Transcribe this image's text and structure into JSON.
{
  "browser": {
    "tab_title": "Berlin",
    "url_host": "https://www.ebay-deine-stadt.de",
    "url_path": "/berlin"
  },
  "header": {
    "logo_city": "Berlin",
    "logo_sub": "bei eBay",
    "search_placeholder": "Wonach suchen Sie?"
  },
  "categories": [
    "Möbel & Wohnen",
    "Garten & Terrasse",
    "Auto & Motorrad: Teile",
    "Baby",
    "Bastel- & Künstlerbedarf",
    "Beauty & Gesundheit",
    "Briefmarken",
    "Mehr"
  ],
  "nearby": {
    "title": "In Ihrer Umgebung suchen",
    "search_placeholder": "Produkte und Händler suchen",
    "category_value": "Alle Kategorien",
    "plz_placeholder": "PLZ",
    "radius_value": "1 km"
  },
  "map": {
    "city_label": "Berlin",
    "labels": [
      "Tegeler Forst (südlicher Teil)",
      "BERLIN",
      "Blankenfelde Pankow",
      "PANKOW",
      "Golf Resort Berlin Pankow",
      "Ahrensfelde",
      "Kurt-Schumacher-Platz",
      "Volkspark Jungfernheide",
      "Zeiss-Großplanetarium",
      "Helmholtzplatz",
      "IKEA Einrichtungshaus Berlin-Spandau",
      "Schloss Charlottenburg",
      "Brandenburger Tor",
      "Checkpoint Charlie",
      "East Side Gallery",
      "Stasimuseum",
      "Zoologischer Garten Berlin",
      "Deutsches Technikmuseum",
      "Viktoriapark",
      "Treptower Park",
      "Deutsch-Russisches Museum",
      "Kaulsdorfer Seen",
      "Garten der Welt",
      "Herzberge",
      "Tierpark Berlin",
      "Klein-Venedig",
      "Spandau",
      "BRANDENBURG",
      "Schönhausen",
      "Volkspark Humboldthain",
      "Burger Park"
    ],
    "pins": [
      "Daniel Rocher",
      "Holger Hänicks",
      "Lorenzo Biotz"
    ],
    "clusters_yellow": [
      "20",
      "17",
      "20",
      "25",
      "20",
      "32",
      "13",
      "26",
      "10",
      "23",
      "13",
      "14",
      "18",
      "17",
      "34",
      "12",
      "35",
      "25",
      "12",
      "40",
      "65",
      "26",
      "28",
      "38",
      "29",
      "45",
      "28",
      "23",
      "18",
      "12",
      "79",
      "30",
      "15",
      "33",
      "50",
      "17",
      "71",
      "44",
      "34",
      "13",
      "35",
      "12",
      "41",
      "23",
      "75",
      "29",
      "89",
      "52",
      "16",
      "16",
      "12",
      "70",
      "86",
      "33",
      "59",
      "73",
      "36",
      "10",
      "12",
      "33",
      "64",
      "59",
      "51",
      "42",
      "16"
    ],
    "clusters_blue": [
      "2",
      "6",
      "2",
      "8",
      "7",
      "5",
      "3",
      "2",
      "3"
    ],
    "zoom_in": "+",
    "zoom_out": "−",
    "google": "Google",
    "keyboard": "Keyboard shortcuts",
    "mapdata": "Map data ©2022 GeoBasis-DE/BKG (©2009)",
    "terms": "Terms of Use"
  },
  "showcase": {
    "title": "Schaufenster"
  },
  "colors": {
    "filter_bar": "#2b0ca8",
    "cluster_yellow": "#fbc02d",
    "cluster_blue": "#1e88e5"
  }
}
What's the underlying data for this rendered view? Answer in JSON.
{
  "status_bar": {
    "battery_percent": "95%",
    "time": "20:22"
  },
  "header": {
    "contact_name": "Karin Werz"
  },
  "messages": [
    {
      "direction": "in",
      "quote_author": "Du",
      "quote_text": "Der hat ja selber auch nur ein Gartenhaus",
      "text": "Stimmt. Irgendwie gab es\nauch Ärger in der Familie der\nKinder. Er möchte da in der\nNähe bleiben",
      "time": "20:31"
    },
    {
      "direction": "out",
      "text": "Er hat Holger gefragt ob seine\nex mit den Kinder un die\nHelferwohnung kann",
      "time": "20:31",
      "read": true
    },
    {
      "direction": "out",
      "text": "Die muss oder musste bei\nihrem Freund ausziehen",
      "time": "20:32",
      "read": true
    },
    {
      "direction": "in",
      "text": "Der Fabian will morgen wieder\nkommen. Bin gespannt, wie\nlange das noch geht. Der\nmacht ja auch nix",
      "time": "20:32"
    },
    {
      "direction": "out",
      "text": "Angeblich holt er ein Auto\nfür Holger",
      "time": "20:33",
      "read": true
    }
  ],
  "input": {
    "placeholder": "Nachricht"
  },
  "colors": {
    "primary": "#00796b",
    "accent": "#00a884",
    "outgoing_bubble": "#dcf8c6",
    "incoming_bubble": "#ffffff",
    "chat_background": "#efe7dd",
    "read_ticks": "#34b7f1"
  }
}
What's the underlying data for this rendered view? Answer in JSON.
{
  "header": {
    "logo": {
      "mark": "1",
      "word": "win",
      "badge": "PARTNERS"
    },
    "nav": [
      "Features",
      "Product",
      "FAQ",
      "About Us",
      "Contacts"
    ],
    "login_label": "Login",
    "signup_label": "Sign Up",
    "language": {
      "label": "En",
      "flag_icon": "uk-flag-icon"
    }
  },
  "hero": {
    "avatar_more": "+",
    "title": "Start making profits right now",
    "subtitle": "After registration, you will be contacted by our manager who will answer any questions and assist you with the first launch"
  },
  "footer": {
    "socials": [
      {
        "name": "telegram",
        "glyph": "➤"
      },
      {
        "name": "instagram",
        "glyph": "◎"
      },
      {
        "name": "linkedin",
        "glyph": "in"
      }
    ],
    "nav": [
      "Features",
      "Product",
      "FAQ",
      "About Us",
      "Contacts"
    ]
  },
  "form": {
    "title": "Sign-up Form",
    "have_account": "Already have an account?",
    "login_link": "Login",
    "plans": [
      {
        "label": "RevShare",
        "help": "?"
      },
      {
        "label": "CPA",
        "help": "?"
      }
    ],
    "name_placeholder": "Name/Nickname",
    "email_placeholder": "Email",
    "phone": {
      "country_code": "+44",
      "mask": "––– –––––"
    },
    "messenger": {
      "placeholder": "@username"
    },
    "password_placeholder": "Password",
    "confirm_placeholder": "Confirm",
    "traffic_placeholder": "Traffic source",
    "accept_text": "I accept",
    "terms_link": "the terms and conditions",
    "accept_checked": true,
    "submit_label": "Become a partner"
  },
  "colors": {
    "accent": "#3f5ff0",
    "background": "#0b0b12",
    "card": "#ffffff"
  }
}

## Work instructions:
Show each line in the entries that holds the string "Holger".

## Answer below:
      "Holger Hänicks",
      "text": "Er hat Holger gefragt ob seine\nex mit den Kinder un die\nHelferwohnung kann",
      "text": "Angeblich holt er ein Auto\nfür Holger",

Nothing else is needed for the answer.